*Task item*. What is the number of lines in the entries below that include the word "ligue"? Provide the number only.

*Data for review*.
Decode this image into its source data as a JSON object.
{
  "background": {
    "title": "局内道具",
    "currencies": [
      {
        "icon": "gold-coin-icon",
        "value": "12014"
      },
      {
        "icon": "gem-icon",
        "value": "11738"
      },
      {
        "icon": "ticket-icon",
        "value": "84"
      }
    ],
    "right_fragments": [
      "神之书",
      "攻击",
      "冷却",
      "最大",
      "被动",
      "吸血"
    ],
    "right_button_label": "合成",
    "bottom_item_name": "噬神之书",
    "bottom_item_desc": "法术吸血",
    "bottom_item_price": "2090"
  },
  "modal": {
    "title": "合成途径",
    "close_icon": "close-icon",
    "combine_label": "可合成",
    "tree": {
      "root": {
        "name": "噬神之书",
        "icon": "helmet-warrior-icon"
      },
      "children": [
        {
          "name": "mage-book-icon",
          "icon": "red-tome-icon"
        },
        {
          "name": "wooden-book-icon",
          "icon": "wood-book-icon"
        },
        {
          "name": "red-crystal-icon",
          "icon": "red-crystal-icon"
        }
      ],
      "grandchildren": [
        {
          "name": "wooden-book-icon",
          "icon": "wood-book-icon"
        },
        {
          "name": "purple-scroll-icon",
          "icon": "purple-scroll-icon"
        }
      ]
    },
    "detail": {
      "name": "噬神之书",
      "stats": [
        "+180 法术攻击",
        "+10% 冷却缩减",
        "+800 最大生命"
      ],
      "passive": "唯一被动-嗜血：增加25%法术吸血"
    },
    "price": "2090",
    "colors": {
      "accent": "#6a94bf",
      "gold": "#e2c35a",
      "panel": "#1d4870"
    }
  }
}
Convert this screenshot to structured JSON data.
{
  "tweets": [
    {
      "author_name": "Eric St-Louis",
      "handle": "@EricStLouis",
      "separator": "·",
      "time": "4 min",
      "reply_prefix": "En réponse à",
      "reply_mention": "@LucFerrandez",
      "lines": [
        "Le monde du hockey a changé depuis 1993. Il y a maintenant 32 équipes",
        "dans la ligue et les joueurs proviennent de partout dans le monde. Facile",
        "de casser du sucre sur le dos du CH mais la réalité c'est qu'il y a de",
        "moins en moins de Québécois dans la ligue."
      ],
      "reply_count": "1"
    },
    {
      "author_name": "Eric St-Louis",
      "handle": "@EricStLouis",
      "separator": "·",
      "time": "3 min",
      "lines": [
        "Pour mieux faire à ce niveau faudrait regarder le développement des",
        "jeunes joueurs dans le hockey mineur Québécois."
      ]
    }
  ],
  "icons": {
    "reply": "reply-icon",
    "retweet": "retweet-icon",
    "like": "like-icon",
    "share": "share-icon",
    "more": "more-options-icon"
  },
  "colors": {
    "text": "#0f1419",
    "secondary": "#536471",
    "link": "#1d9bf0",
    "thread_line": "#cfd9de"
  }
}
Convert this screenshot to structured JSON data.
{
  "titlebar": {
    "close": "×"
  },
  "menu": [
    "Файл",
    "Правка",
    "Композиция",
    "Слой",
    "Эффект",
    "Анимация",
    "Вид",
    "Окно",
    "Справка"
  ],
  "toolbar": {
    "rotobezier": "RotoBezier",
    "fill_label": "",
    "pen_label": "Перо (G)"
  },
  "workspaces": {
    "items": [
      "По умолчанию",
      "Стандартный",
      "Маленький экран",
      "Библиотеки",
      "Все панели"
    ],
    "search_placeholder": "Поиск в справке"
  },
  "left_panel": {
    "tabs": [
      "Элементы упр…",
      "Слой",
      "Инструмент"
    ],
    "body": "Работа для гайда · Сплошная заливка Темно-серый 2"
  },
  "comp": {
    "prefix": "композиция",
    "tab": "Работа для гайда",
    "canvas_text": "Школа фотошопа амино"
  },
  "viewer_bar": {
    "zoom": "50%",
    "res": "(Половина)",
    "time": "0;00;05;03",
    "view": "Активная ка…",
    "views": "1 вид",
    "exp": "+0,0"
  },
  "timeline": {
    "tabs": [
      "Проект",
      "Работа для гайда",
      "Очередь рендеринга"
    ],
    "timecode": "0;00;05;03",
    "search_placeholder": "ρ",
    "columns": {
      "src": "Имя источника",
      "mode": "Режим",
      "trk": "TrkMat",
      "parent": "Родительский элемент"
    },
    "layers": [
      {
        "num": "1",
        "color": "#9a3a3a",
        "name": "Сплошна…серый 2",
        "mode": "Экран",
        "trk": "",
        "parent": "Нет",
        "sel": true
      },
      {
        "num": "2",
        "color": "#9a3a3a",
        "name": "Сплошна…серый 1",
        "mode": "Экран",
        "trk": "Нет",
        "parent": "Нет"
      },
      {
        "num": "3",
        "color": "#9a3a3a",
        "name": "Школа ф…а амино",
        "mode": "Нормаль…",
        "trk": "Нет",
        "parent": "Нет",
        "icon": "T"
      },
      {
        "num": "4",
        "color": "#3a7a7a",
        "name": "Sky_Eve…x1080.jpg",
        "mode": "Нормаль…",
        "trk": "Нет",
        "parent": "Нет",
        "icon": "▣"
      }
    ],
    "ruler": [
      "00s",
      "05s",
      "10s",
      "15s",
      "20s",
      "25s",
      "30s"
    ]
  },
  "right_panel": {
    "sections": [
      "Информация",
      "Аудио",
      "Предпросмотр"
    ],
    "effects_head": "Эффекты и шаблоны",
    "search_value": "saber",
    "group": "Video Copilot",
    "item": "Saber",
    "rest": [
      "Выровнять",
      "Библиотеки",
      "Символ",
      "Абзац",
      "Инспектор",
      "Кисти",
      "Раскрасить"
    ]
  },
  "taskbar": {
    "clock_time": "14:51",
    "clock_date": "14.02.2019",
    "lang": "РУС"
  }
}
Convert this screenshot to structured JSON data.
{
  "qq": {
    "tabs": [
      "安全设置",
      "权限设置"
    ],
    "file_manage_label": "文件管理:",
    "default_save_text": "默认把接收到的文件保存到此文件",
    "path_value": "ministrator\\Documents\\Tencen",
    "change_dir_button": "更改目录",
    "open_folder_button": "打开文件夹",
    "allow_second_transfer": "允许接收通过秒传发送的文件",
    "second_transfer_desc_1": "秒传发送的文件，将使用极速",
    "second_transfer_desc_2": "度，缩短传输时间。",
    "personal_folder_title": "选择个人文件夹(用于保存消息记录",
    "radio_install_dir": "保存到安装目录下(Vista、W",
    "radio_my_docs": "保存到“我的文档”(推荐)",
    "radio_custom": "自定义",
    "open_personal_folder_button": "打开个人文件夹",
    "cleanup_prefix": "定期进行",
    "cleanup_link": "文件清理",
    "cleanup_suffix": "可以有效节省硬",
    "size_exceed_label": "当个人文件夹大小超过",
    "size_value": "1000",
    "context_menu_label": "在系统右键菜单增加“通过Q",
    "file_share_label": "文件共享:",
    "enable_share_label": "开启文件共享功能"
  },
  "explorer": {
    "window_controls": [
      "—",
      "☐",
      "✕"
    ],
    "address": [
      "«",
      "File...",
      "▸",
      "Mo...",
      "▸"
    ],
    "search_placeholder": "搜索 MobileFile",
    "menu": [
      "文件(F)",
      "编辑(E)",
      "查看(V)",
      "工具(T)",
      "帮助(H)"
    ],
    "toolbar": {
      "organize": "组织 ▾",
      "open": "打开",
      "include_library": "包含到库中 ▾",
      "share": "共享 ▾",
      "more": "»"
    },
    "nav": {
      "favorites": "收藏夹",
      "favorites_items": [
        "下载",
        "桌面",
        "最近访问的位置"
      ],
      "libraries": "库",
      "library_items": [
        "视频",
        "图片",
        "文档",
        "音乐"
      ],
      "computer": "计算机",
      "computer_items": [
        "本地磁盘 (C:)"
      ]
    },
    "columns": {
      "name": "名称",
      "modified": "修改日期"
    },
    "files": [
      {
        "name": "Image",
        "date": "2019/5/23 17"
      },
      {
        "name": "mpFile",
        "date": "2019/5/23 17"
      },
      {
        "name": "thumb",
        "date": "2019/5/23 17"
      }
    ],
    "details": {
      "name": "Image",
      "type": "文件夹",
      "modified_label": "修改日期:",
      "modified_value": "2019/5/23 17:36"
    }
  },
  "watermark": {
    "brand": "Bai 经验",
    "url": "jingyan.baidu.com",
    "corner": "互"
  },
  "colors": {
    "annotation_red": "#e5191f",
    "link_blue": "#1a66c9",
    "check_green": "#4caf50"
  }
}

*Task solution*. 2